The new moon was this morning. This is a good day to begin a new project or put in motion something you’ve been planning. As the name suggests, the new moon is perfect time to start something new. This is because the energy of the moon moving to fullness will influence the flow and fruition of your project.
There is no place better to witness the effects of the moon than in nature. Both low tides and high tides are at their maximum during the new moon (as well as the full moon). The moisture levels in the ground also fluctuate in response to the moon. The new moon drawing more moisture up to higher levels in the ground. Because of the increased moisture and the energetic aspects of creating fullness, the time between the new moon and the full moon is perfect for planting seeds.
I find that seeds germinate faster when the moon is moving towards fullness. You can plant on the new moon, but really anytime between the new and the full moon is fine. In fact, for seeds that only take a week to germinate, I’d recommend just a few days before the moon is full. I once seeded out some basil, which typically takes 5 to 10 days to germinate, and I was seeing sprouts in under 48 hours!
Last week I prepared my garden bed (See June 21 post) and installed a mini-sprinkler line Now I’m ready to plant. So what do I plant?
When I first came to Phoenix I relied on the Urban Farmer’s Low Desert Planting and Harvesting Calendar. I was new to this climate and needed all the help I could get picking the right plant for the season. However, I’ve found that some of their recommendations are not right on for me. For instance, squash and pumpkins planted in the summer never produced for me, but the tomatoes I planted in August did great.

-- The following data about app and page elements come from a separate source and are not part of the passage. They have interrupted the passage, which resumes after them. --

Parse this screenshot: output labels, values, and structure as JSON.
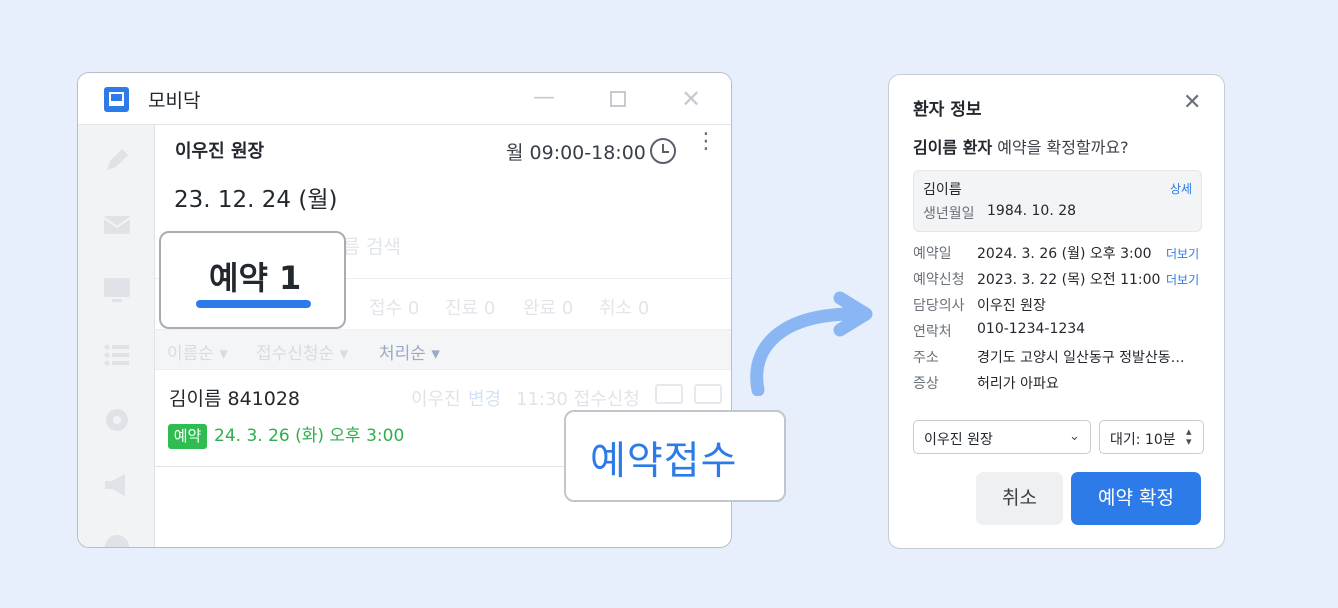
{
  "app": {
    "title": "모비닥",
    "doctor_header": "이우진 원장",
    "hours": "월 09:00-18:00",
    "date": "23. 12. 24 (월)",
    "search_placeholder": "이름 검색",
    "tabs": [
      "접수 0",
      "진료 0",
      "완료 0",
      "취소 0"
    ],
    "sorts": [
      "이름순",
      "접수신청순",
      "처리순"
    ],
    "row": {
      "name": "김이름 841028",
      "doctor": "이우진",
      "change": "변경",
      "time": "11:30 접수신청",
      "badge": "예약",
      "reservation": "24. 3. 26 (화) 오후 3:00"
    }
  },
  "callouts": {
    "reservation_count": "예약 1",
    "accept": "예약접수"
  },
  "dialog": {
    "title": "환자 정보",
    "question_bold": "김이름 환자",
    "question_rest": " 예약을 확정할까요?",
    "card": {
      "name": "김이름",
      "detail_link": "상세",
      "birth_label": "생년월일",
      "birth_value": "1984. 10. 28"
    },
    "fields": [
      {
        "label": "예약일",
        "value": "2024. 3. 26 (월) 오후 3:00",
        "more": "더보기"
      },
      {
        "label": "예약신청",
        "value": "2023. 3. 22 (목) 오전 11:00",
        "more": "더보기"
      },
      {
        "label": "담당의사",
        "value": "이우진 원장",
        "more": ""
      },
      {
        "label": "연락처",
        "value": "010-1234-1234",
        "more": ""
      },
      {
        "label": "주소",
        "value": "경기도 고양시 일산동구 정발산동…",
        "more": ""
      },
      {
        "label": "증상",
        "value": "허리가 아파요",
        "more": ""
      }
    ],
    "doctor_select": "이우진 원장",
    "wait_select": "대기: 10분",
    "cancel_label": "취소",
    "confirm_label": "예약 확정"
  },
  "colors": {
    "accent": "#2d7be8",
    "success": "#2fbd52",
    "background": "#e8effc"
  }
}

I’ll try the squash again. It would be nice to have pumpkins in October. Although I’m thinking an August planting might be a better idea. I suspect corn will do great as well as the sunflower. And I’ll put out some watermelon. They will look good climbing up the fence. I already have some volunteers in the back yard. I even ate my first watermelon a couple of weeks ago. I saw a packet of Nasturtium in my collection, but found via a quick internet search I will have to wait for it to cool down to plant those.
If you want other ideas – basil is fantastic all summer long (but I have so many volunteers I wouldn’t dream of planting that). In fact if you want some nice lemon basil, just stop by! Let me know what you like to plant in the summer…